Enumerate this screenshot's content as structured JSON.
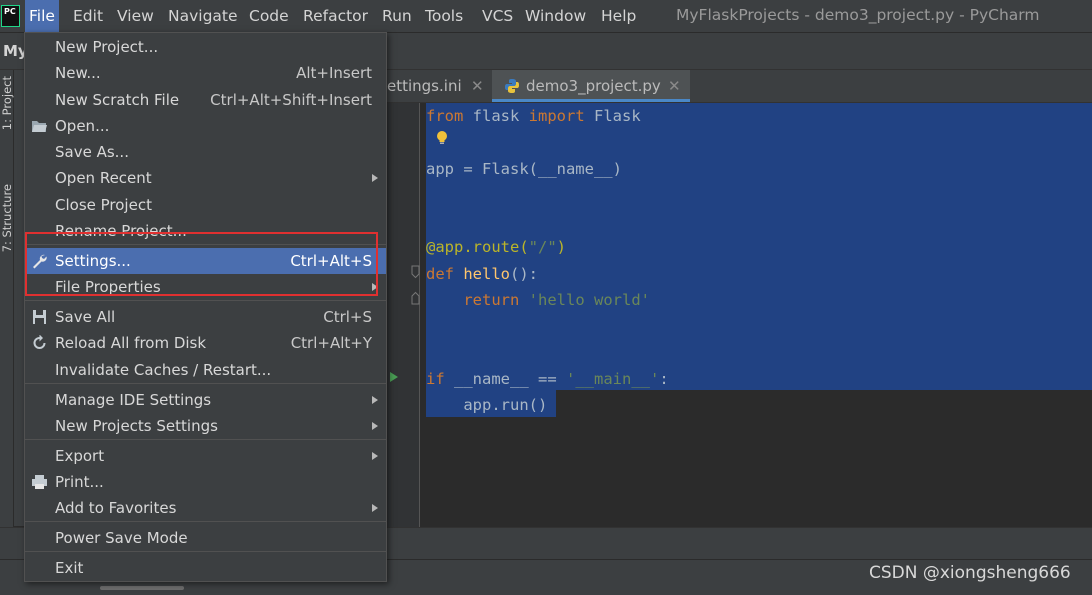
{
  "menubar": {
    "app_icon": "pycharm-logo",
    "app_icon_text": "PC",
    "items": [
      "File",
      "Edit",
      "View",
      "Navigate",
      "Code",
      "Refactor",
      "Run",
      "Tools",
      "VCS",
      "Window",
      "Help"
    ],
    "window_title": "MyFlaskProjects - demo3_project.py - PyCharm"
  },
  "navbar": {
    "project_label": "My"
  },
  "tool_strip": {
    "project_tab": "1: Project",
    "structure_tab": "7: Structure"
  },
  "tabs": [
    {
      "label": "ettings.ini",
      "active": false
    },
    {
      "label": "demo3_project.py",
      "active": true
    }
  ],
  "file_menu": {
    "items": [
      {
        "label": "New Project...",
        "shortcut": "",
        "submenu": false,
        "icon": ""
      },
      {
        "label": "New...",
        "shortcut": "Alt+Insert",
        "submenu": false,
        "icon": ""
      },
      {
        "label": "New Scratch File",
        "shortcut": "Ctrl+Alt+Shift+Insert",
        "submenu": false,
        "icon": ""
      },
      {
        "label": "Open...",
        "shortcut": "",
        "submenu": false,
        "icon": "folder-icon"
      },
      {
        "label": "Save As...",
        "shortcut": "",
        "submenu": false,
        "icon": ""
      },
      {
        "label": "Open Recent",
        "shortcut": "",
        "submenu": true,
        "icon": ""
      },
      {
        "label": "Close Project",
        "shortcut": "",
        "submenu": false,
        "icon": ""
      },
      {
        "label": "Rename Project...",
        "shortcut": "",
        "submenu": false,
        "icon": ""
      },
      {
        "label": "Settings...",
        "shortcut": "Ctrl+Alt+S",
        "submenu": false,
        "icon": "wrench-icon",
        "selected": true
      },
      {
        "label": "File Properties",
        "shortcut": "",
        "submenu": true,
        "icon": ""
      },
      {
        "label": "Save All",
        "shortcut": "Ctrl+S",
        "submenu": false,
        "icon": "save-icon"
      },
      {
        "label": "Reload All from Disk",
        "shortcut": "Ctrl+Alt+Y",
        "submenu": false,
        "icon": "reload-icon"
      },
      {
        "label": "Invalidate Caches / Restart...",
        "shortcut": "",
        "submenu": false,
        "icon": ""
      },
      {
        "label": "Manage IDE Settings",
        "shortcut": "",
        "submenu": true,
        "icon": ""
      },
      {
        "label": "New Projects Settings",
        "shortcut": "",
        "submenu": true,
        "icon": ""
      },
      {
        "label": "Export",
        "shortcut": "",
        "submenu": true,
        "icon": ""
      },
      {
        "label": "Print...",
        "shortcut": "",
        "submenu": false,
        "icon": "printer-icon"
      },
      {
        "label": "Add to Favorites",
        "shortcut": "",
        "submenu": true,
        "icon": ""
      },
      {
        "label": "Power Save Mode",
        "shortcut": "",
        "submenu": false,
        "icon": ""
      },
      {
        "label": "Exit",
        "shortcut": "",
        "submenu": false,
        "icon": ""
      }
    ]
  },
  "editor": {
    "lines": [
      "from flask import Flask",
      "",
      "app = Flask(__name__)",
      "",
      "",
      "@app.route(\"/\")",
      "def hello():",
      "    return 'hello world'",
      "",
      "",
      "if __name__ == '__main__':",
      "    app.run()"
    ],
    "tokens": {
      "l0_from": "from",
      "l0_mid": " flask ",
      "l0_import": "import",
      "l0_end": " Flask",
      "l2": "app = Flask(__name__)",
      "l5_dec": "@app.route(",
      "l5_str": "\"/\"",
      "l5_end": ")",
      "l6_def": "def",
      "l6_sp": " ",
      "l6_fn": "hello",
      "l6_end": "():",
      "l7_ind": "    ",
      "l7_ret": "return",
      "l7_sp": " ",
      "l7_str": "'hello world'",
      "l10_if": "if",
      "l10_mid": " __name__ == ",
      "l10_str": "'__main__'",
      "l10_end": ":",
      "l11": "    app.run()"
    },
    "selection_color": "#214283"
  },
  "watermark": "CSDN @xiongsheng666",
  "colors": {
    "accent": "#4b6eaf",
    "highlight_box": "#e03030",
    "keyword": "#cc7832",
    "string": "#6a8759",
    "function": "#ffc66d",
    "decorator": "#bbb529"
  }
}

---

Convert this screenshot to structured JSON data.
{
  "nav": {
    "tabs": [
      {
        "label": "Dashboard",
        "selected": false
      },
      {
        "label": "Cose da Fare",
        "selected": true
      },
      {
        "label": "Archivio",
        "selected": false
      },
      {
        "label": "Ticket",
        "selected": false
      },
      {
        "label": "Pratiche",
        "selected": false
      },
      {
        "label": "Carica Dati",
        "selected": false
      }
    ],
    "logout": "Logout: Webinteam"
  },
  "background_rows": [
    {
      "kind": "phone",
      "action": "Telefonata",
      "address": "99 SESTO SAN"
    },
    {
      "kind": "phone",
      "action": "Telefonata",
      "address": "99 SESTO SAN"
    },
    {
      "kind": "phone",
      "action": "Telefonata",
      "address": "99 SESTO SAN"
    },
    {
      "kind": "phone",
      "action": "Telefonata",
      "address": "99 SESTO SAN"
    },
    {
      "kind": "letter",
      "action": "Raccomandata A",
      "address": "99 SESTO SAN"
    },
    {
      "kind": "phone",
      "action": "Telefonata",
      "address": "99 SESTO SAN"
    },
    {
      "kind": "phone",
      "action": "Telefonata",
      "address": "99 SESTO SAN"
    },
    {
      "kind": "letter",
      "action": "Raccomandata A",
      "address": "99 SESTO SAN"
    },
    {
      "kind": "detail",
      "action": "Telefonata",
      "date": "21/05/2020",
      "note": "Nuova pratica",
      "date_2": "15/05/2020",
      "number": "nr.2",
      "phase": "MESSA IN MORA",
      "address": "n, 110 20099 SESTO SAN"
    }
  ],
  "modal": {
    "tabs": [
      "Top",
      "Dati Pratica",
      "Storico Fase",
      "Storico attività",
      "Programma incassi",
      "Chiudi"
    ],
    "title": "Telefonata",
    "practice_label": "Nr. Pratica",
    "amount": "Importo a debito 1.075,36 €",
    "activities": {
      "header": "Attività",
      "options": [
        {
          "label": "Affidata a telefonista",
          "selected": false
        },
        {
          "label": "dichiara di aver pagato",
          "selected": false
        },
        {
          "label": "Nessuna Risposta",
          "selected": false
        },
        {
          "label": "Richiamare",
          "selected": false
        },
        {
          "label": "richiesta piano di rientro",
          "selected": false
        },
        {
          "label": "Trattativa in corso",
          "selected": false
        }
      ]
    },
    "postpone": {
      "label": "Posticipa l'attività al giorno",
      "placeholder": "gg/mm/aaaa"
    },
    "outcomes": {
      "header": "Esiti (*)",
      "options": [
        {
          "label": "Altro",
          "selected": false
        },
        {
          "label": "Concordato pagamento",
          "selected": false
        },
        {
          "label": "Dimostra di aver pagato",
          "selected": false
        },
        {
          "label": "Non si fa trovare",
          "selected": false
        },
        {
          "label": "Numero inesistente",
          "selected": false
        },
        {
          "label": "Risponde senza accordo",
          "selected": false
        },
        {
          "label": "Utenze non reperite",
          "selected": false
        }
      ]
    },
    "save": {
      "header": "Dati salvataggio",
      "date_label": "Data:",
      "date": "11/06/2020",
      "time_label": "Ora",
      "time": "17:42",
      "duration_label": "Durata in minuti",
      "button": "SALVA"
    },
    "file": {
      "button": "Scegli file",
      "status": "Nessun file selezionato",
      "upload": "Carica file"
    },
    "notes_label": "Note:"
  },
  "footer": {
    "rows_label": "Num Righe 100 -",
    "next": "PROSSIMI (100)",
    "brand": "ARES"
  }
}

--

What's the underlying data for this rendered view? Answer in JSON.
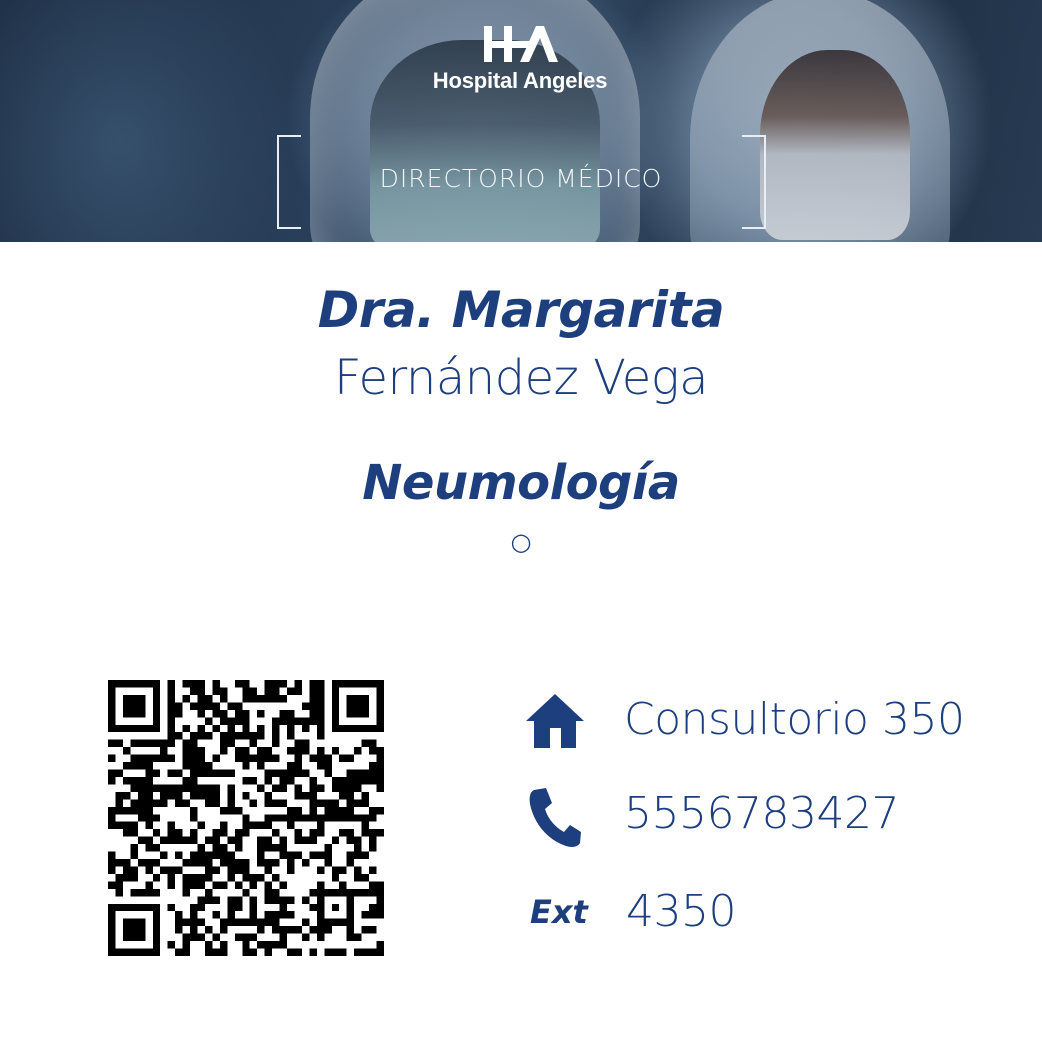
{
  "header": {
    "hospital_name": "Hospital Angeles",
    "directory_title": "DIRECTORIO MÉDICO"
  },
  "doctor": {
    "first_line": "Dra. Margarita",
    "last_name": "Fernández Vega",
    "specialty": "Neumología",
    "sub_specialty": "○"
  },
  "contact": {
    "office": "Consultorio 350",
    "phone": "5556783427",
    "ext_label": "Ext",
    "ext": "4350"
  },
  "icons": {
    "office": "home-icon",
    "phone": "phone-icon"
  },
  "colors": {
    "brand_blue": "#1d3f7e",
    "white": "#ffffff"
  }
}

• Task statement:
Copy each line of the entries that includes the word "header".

• Exercise solution:
      "header": "Attività",
      "header": "Esiti (*)",
      "header": "Dati salvataggio",
  "header": {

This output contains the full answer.